> EXERCISE DETAILS: Any picture in the range stays out of the copy; retype exactly the lines from the one with "Serialize everything readable" to the end of the listing.

====

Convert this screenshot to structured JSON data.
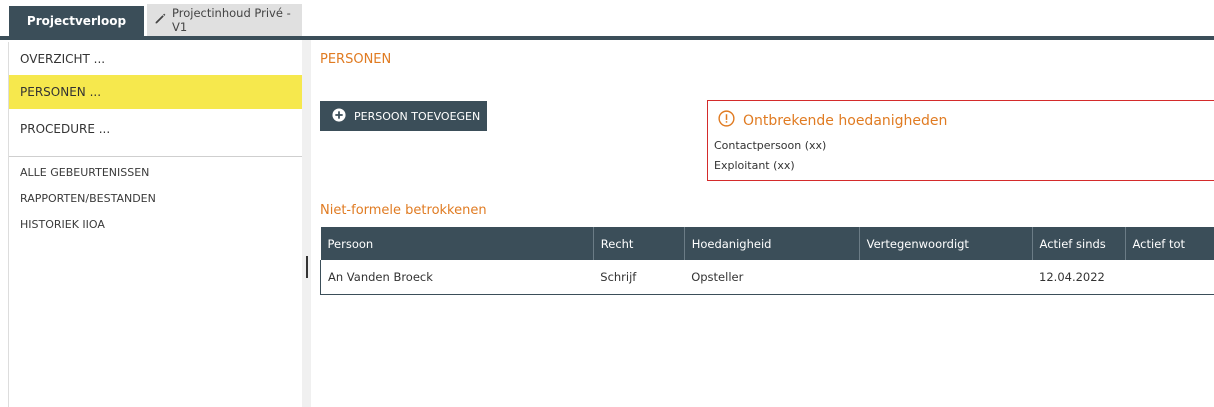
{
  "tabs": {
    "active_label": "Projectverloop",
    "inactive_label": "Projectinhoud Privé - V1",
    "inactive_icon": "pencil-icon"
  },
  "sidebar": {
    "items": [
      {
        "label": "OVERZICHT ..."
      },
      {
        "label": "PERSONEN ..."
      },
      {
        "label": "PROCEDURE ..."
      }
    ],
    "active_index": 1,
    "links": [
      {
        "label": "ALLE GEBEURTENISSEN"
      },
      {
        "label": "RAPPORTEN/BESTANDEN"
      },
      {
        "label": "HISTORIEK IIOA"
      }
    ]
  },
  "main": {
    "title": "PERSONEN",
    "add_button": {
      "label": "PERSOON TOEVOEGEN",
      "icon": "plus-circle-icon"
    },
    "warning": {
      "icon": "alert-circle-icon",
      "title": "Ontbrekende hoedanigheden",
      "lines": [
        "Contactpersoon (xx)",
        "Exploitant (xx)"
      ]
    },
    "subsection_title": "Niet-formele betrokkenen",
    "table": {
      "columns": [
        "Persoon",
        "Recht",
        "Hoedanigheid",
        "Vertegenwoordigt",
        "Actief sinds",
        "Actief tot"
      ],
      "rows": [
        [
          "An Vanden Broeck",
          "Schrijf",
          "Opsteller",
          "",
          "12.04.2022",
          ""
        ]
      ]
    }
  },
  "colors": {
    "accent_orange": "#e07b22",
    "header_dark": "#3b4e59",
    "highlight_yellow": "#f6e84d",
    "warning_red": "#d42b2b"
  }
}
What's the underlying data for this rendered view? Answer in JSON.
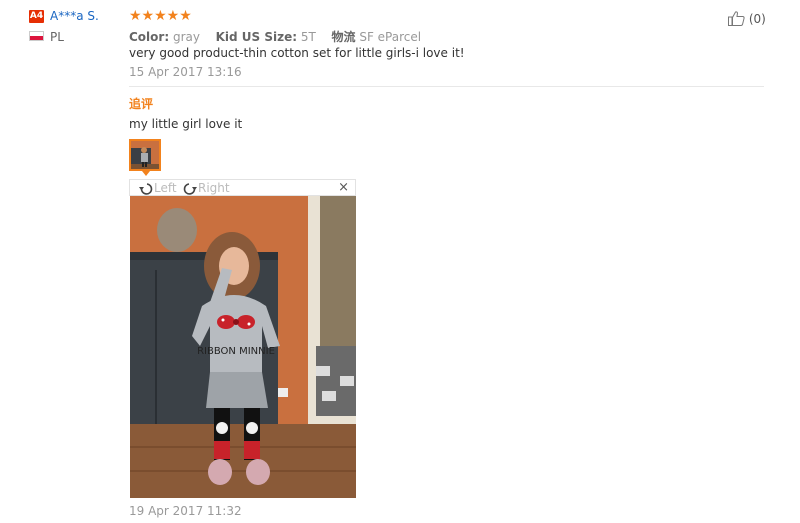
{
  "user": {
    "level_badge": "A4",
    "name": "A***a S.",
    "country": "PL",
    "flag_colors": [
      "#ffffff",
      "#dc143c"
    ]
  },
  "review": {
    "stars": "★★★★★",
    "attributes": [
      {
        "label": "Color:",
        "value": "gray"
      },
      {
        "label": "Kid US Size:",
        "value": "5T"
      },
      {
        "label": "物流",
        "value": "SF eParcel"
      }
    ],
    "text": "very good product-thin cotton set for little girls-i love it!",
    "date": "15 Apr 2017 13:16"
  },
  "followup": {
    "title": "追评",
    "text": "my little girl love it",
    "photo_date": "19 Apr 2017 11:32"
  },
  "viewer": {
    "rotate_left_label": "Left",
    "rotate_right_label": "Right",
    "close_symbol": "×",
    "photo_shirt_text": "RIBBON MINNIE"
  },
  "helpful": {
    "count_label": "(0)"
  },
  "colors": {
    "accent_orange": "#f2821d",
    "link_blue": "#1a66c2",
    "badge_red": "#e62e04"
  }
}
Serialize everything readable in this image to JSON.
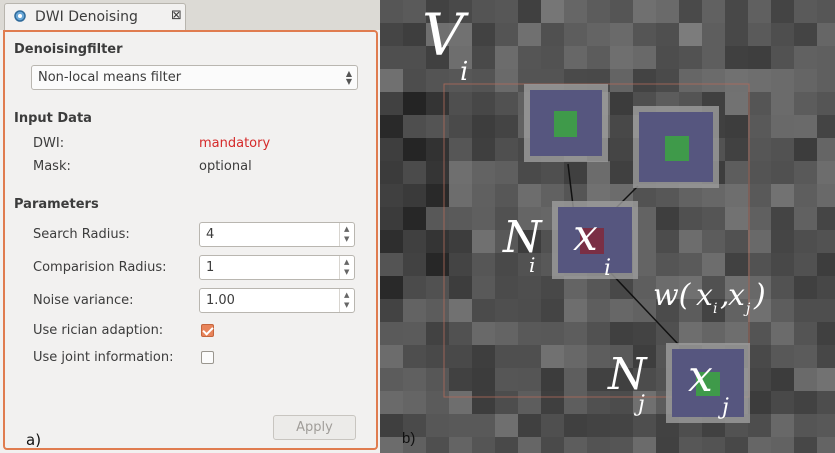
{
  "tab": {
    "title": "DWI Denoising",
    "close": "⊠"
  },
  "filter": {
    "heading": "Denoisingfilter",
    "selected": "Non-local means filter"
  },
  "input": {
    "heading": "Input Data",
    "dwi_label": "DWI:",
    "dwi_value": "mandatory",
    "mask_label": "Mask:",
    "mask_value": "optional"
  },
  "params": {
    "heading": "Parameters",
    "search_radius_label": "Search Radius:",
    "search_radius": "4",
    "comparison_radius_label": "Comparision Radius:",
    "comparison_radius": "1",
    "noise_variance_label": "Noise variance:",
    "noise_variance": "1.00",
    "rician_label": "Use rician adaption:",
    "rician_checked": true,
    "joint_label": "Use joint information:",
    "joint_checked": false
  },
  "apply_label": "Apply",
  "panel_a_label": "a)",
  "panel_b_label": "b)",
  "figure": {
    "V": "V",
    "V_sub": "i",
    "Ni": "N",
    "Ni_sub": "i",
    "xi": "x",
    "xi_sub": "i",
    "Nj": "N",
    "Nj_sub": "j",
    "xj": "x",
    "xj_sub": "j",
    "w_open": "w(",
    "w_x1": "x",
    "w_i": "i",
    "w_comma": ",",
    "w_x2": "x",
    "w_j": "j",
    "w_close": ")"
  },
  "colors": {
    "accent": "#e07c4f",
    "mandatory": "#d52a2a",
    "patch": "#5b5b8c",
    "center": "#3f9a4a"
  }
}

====

> ANSWER SECTION:
Serialize everything readable in this image to JSON.
{
  "tab": {
    "title": "DWI Denoising",
    "close": "⊠"
  },
  "filter": {
    "heading": "Denoisingfilter",
    "selected": "Non-local means filter"
  },
  "input": {
    "heading": "Input Data",
    "dwi_label": "DWI:",
    "dwi_value": "mandatory",
    "mask_label": "Mask:",
    "mask_value": "optional"
  },
  "params": {
    "heading": "Parameters",
    "search_radius_label": "Search Radius:",
    "search_radius": "4",
    "comparison_radius_label": "Comparision Radius:",
    "comparison_radius": "1",
    "noise_variance_label": "Noise variance:",
    "noise_variance": "1.00",
    "rician_label": "Use rician adaption:",
    "rician_checked": true,
    "joint_label": "Use joint information:",
    "joint_checked": false
  },
  "apply_label": "Apply",
  "panel_a_label": "a)",
  "panel_b_label": "b)",
  "figure": {
    "V": "V",
    "V_sub": "i",
    "Ni": "N",
    "Ni_sub": "i",
    "xi": "x",
    "xi_sub": "i",
    "Nj": "N",
    "Nj_sub": "j",
    "xj": "x",
    "xj_sub": "j",
    "w_open": "w(",
    "w_x1": "x",
    "w_i": "i",
    "w_comma": ",",
    "w_x2": "x",
    "w_j": "j",
    "w_close": ")"
  },
  "colors": {
    "accent": "#e07c4f",
    "mandatory": "#d52a2a",
    "patch": "#5b5b8c",
    "center": "#3f9a4a"
  }
}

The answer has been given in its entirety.